though she deserves to have it?â
âA picture is still a picture,â I said.
âAnd nothing else,â he said. âThe other day I saw a photograph of a typist, and she has thirty-five fingers.â
âShall I go into the kitchen and count Cleopatraâs fingers?â I said.
He said, âA picture is not a girl, even though it is the picture of a girl. One can even say that the more closely a picture resembles a girl, so much the further it is from being a girl. Everyone wants to sleep with a girl, but no one wants to sleep with the image of a girl. Even an exact wax model of Cleopatra has no blood-stream, and no vagina. You do not like the eleventh finger, but now I shall tell you something: the eleventh finger takes the place of these two things.â
When he had said this he looked at me and laughed. Then he leaned over to me and whispered, âNow I am going to let you into the most remarkable secret of all: the image of Cleopatra that resembles her more closely than all other images, namely the person who has just walked through this room and into the kitchen to make some coffeeâshe of course has a blood-stream and many other nice things, but even so, she is furthest of all from being Cleopatra. Nothing tells one less about Cleopatra than this apparently haphazard but yet logical biochemical synthesis. Even the man who celebrates a silver wedding anniversary with her after twenty-five years of marriage will not know more about her than the one who lay with her for half an hour, or than you who see her for a few seconds crossing a room; the fact is, she is not even a likeness of herself. And this is what the artist knows; and that is why he paints her with eleven fingers.â
THE PICTURES IN THE HOUSE

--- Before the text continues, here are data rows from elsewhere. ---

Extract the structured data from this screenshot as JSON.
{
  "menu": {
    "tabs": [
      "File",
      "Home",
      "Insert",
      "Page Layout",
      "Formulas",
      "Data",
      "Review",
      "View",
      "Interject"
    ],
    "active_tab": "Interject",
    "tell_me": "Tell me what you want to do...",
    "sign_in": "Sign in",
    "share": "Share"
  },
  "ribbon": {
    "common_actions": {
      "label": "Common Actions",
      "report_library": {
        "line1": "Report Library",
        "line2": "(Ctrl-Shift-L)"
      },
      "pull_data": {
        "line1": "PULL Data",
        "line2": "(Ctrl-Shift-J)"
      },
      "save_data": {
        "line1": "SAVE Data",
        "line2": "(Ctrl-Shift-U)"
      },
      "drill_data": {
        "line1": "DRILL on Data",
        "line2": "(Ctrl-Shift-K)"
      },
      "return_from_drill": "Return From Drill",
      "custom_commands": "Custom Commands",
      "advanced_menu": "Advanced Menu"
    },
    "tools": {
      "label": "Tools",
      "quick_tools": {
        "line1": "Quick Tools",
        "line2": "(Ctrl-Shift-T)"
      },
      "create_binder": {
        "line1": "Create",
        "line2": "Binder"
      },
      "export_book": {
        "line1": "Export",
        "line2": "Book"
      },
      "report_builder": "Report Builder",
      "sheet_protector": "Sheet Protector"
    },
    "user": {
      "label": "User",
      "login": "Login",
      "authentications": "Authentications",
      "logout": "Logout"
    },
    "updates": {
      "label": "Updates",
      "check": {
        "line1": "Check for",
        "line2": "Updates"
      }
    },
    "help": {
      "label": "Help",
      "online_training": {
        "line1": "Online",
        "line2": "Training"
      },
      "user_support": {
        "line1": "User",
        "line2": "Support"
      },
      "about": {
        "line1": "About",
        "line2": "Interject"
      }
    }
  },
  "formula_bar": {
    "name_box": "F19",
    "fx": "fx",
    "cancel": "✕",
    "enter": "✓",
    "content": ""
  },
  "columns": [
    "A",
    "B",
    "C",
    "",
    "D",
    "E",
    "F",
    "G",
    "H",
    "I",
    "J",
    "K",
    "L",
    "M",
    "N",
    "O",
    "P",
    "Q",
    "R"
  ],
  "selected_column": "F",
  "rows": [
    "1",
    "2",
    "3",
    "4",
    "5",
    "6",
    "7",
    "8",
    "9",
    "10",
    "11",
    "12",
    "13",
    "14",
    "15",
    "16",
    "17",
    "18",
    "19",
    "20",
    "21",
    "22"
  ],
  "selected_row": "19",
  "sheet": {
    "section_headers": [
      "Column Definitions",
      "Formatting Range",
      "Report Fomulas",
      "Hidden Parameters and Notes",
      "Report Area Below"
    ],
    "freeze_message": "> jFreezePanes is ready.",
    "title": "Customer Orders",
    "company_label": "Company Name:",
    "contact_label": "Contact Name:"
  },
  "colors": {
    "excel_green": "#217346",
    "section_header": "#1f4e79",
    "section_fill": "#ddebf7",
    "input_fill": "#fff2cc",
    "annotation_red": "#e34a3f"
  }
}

Next day I stood in the middle of the room beside two domestic animalsâan electric floor polisher and a vacuum cleanerâand began to study the pictures in the house. I had often looked at these ten- or even twenty-centimeter mountains which seemed to have been made sometimes of porridge, sometimes of bluish sago pudding, sometimes a mash of curdsâsometimes even like an upturned bowl with Eiriks Glacier underneath; and I had never been able to understand where I was meant to be placed, because anyone who comes from the north and has lived opposite a mountain cannot understand a mountain in a picture in the south.
In this house there hung, so to speak, mountains and mountains and yet more mountains, mountains with glacial caps, mountains by the sea, ravines in mountains, lava below mountains, birds in front of mountains; and still more mountains; until finally these wastelands had the effect of a total flight from habitation, almost a denial of human life. I would not dream of trying to argue that this was not art, especially since I do not have the faintest idea what art is; but if this was art, it was first and foremost the art of those who had sinned against humanity and fled into the wilderness, the art of outlaws. Quite apart from how debased Nature becomes in a picture, nothing seems to me to express so much contempt for Nature as a painting of Nature. I touched the waterfall and did not get wet, and there was no sound of cascade; over there was a little white cloud, standing still instead of breaking up; and if I sniffed that mountain slope I bumped my nose against a congealed mass and found only a smell of chemicals, at best a whiff of linseed oil; and where were the birds? And the flies? And the sun, so that oneâs eyes were dazzled? Or the mist, so that one only saw a faint glimmer of the nearest willow shrub? Yes, certainly this was meant to be a farmhouse, but where, pray, was the smell of the cow dung? What is the point of making a picture which is meant to be like Nature, when everyone knows that this is the one thing that a picture cannot be and should not be and must not be? Who thought up the theory that Nature is a matter of sight alone? Those who